The Pet Query enables health care providers to assess and address their patients’ determinants of health, environmental history, and social context.
- Recruit 150-200 HCPs (including, but not limited to, family physicians, nurse practitioners, nurses, psychologists and social workers) to enable valid statistical analysis of results.
- Participants complete a baseline survey and a directed audit of their own practice to reflect specific behaviors relating to their awareness of pets in patients’ families, and use of this knowledge in practice.
- Educational outreach (academic detailing) will engage participants with multiple interventions including directed readings with professional reflection, educational materials reviewing zooeyia (the health benefits of pets); inter-professional collaboration to recalibrate and mitigate zoonotic risk; and the Pet Query communication tool. Practice application exercises are designed to track implementation and impact of the Pet Query.
- Three to four months later, participants complete a second survey of their practice behaviors, with directed audit of their practice.
Results of the study show that asking about pets in the family is an easy and effective way to build trust with a patient, strengthening the patient-provider therapeutic alliance, and revealing important information about patients’ lifestyle and home life which can positively influence the way doctors can evaluate and treat their patients. Results revealed that patients are more open to talking to their healthcare providers about their pets, revealing clinically relevant information about how they live.

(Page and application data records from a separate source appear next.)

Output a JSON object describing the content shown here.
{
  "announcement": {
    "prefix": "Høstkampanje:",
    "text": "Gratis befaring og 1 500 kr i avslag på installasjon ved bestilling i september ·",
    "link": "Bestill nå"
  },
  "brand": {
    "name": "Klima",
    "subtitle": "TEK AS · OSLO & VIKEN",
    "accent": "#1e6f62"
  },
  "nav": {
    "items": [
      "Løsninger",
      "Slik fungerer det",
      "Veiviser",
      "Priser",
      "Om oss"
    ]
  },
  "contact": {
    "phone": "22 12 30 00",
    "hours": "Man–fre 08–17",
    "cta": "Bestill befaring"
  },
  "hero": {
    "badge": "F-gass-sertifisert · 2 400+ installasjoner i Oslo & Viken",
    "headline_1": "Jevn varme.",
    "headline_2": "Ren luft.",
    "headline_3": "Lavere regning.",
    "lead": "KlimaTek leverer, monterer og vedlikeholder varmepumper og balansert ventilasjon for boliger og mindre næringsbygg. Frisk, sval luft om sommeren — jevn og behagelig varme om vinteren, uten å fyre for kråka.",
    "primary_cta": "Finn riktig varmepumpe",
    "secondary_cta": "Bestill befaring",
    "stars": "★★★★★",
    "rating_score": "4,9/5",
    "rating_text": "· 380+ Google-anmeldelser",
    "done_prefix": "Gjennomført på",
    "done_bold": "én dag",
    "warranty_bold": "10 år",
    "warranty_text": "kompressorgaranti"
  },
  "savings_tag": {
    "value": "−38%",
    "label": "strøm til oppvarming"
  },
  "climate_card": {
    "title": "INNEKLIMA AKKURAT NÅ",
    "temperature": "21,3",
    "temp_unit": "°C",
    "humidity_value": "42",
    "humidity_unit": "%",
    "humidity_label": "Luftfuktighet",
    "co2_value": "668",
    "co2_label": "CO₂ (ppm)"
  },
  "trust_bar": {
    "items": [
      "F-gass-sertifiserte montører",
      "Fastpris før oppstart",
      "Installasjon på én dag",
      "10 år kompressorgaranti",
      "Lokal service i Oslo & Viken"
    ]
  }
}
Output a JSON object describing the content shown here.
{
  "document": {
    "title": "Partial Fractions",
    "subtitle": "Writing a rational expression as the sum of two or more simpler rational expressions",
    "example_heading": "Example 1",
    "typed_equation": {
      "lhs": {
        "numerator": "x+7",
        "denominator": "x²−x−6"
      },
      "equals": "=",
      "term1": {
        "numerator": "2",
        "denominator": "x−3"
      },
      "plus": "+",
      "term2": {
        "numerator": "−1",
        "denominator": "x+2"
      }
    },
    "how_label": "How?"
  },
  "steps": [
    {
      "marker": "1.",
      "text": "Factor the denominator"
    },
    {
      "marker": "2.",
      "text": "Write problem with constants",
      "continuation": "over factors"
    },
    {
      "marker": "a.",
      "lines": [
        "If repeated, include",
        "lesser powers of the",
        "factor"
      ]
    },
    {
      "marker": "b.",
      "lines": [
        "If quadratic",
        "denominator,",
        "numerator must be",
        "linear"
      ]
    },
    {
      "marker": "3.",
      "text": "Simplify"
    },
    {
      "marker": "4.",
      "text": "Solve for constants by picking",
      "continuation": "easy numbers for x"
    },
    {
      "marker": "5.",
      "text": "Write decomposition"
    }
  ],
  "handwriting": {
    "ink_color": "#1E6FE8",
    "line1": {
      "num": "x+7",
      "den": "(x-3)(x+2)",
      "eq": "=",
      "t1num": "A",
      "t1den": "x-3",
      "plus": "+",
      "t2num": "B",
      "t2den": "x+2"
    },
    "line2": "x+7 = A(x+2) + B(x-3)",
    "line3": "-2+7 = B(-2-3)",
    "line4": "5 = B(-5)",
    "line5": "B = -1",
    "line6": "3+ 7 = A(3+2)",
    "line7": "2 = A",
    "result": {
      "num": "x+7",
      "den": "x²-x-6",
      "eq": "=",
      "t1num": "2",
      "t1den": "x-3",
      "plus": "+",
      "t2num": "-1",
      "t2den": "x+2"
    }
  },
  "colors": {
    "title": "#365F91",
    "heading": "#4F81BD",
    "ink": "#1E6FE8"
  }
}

Baseline and final surveys were conducted with 225 participants that represented a variety of health care professions, including physicians, social workers, nurse practitioners, pharmacists and nurses. The survey measured awareness of pets in patients’ families, assessment of determinants of health, impact on rapport with patients, and patient care. A sign test assessed difference in scores using repeated-measures analysis. Findings demonstrated that asking about pets strengthens the patient-provider relationship and therapeutic alliance. Knowing about pets in patients’ families influences the available approaches to care and enables providers to incorporate the pet into patient management plans. For example, learning about dog ownership can lead physicians to encourage dog walking for increased physical activity. All participants in the survey had patients with pets, and all patients responded without objection.